Data records:
========================================
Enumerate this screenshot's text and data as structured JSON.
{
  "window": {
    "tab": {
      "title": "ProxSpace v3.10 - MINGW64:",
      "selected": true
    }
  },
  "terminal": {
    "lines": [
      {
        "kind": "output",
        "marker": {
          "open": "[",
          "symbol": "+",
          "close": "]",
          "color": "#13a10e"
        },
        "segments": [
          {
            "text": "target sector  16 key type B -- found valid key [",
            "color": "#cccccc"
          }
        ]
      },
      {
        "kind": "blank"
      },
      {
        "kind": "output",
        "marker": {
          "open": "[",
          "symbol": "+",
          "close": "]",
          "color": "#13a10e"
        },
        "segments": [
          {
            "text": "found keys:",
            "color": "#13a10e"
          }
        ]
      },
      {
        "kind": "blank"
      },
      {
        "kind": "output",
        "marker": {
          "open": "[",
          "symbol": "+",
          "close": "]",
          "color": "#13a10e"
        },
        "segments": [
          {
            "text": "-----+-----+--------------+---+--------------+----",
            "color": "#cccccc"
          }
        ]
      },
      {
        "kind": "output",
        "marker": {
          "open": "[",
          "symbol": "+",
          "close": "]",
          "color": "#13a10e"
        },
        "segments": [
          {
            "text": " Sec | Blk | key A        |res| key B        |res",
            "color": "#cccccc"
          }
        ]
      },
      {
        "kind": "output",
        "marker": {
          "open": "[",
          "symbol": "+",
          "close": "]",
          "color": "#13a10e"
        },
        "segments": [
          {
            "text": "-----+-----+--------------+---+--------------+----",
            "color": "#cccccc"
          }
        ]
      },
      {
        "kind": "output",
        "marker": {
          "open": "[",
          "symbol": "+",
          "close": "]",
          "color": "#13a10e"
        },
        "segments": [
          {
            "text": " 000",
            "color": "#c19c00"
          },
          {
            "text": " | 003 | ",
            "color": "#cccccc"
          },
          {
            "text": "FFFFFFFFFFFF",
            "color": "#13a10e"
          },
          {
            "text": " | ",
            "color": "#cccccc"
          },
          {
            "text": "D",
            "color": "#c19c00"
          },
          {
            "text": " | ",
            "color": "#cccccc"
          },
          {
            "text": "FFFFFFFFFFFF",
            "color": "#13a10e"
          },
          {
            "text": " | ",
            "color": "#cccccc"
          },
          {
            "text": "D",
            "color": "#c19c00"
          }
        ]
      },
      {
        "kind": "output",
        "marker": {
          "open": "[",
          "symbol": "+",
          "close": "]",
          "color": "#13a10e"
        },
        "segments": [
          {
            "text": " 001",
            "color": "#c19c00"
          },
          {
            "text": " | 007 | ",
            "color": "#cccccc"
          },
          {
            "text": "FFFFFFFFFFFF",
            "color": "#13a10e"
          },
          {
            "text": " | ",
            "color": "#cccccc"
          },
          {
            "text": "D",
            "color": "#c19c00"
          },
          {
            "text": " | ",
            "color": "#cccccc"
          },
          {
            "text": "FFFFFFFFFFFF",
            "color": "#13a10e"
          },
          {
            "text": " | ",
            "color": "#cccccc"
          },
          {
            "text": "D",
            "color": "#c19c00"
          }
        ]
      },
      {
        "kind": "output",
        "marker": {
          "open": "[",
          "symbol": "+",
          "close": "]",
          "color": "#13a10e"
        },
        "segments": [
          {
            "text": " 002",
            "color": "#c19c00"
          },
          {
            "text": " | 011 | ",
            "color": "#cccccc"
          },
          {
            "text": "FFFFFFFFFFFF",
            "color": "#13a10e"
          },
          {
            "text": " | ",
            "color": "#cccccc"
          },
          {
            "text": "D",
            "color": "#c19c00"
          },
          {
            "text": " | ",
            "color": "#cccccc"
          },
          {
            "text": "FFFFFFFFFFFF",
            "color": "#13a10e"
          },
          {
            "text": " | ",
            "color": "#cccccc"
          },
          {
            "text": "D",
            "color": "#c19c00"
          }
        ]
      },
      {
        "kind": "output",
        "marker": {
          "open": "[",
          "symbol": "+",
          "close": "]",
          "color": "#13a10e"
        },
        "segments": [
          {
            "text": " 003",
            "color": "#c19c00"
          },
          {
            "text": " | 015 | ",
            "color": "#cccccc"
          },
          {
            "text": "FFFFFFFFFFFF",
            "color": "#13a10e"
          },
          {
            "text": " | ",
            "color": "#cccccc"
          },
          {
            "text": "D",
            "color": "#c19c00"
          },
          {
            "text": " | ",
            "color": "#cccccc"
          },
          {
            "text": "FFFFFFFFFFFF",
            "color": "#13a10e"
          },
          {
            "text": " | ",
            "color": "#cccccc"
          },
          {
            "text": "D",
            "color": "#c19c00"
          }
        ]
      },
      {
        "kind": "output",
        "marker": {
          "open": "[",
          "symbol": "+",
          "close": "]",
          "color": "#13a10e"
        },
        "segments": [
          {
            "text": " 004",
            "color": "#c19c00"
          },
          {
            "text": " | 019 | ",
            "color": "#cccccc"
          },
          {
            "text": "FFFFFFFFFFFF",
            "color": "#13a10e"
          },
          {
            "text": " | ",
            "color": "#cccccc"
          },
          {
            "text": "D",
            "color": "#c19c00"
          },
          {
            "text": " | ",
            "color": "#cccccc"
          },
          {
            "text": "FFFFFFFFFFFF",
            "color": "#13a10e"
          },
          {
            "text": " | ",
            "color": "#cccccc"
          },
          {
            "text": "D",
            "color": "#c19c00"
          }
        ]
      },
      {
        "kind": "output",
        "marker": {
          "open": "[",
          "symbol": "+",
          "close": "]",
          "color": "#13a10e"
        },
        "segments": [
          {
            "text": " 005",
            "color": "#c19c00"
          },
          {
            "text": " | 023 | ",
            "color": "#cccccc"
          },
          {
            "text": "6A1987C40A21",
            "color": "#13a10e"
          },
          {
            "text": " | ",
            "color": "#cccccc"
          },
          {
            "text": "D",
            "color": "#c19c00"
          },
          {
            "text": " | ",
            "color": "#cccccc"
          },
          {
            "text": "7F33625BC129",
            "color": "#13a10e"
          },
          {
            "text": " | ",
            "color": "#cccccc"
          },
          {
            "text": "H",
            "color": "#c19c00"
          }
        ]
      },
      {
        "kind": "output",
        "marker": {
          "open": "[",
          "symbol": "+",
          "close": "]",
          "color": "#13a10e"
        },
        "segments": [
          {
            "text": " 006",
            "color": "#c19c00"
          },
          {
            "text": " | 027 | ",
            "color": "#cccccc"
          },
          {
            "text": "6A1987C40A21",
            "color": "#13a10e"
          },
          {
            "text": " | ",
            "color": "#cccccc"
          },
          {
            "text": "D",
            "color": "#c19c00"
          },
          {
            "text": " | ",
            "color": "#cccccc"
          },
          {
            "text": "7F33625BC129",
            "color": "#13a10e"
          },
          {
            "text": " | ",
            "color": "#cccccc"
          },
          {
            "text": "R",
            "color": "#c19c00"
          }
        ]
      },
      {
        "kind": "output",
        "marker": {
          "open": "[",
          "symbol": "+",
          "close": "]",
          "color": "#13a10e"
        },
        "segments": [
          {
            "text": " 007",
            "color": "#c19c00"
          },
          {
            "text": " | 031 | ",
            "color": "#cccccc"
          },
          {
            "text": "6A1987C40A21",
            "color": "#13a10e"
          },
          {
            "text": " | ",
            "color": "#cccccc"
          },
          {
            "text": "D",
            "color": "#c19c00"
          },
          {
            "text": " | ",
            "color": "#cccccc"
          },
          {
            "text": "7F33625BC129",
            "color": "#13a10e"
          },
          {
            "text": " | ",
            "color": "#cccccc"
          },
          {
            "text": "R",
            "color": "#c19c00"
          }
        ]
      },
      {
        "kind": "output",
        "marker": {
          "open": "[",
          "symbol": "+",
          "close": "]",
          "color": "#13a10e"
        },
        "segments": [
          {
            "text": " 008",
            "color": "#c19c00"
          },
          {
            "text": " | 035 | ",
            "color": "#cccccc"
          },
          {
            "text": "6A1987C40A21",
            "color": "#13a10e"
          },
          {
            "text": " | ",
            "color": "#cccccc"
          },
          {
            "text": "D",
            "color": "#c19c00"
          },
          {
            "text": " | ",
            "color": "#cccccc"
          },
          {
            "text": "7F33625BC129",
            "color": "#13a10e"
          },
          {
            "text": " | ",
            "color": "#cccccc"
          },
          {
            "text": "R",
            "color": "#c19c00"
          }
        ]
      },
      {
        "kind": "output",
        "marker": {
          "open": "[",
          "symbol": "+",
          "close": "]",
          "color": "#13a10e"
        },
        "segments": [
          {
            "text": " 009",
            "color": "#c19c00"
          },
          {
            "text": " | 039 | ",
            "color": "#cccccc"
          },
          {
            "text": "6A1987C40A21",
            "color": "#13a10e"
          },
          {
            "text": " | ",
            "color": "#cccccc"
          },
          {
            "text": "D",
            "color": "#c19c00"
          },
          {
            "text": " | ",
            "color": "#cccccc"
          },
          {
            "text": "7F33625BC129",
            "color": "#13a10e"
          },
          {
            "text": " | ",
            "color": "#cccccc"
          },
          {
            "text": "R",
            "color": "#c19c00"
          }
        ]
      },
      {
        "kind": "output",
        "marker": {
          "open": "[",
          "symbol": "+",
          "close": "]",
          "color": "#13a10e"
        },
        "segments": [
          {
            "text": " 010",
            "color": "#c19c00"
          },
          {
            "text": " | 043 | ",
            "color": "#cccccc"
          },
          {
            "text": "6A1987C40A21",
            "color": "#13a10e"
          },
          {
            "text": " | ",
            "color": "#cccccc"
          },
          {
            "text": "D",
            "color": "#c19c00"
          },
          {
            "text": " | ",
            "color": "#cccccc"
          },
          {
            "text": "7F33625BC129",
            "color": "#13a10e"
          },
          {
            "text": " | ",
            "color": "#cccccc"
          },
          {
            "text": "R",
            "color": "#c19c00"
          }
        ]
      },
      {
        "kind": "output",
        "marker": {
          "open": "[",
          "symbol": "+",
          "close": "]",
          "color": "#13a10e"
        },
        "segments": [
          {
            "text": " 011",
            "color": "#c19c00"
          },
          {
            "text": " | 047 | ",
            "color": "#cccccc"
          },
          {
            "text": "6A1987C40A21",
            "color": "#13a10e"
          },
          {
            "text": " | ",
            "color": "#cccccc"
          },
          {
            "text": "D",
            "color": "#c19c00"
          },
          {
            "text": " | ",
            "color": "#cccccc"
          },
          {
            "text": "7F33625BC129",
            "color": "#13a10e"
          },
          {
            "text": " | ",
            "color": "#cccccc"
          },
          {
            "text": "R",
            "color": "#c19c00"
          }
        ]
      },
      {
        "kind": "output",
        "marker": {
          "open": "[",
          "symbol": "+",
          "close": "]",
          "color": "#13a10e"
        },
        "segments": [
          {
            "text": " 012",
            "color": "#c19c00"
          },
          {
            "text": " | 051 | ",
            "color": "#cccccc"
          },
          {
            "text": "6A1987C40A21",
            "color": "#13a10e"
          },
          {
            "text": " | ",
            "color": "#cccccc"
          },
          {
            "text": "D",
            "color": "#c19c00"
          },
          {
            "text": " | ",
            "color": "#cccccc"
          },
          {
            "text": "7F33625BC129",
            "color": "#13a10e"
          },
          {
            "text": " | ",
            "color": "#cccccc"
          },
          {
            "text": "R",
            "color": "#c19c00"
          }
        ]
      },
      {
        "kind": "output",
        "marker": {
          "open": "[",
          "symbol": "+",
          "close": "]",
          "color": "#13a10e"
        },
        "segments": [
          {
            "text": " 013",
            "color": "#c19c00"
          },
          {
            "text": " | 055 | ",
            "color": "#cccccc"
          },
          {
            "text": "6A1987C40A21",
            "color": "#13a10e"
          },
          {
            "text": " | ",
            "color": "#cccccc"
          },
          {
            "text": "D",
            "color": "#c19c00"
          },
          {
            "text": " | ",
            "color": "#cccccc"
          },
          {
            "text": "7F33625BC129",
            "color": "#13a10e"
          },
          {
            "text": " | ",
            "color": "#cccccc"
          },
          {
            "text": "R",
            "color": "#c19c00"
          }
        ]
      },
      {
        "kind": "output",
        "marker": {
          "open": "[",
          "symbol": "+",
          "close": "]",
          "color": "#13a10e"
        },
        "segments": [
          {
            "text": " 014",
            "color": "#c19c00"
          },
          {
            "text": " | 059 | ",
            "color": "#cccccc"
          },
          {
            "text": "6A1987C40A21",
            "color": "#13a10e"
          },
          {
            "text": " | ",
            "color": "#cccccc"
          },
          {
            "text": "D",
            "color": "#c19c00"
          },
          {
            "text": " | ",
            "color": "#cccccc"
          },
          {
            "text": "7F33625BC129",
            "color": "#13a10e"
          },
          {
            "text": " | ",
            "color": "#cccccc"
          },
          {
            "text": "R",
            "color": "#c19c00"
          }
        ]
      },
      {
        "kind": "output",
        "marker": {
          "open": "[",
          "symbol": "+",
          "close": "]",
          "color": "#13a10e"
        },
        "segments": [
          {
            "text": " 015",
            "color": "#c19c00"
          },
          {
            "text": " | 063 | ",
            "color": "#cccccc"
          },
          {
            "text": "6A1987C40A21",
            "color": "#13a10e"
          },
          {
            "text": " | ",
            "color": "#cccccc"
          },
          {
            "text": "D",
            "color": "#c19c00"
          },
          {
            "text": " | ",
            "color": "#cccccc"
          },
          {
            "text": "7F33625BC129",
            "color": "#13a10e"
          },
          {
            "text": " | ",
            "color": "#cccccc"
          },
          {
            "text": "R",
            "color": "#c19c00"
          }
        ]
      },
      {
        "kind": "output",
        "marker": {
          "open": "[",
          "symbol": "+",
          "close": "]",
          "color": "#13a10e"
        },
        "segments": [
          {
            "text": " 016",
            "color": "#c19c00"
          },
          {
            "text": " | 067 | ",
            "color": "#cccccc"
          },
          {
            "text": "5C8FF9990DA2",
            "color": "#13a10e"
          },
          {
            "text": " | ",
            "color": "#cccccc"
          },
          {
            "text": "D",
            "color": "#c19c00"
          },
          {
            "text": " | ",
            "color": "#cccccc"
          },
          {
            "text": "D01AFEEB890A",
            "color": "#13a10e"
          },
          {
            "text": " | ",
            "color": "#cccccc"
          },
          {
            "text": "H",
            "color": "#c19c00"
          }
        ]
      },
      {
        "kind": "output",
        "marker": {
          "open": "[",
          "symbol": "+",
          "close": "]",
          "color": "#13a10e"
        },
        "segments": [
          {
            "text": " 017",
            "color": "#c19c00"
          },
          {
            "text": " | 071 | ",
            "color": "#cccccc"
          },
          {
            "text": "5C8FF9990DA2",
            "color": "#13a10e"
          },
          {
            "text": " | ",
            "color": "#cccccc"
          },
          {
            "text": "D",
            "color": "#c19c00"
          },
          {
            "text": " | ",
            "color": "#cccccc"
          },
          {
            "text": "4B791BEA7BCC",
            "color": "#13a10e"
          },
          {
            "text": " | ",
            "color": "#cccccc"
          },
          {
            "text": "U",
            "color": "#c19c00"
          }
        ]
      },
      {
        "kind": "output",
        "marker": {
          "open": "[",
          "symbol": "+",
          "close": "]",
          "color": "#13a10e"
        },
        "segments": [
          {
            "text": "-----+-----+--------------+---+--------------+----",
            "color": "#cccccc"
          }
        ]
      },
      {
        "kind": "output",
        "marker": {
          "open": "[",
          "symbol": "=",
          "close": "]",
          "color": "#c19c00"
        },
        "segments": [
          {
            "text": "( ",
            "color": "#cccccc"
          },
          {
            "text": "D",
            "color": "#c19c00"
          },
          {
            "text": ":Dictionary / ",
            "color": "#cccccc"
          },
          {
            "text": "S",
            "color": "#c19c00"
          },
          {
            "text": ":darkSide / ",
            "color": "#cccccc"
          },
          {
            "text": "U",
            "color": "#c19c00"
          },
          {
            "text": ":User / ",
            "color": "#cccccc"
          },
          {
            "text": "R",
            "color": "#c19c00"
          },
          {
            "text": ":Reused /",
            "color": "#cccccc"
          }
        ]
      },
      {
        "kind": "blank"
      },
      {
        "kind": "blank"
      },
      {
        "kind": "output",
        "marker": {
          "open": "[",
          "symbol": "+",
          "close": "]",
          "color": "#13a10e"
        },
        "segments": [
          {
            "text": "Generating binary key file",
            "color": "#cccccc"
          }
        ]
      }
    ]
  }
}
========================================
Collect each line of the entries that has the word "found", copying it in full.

            "text": "target sector  16 key type B -- found valid key [",
            "text": "found keys:",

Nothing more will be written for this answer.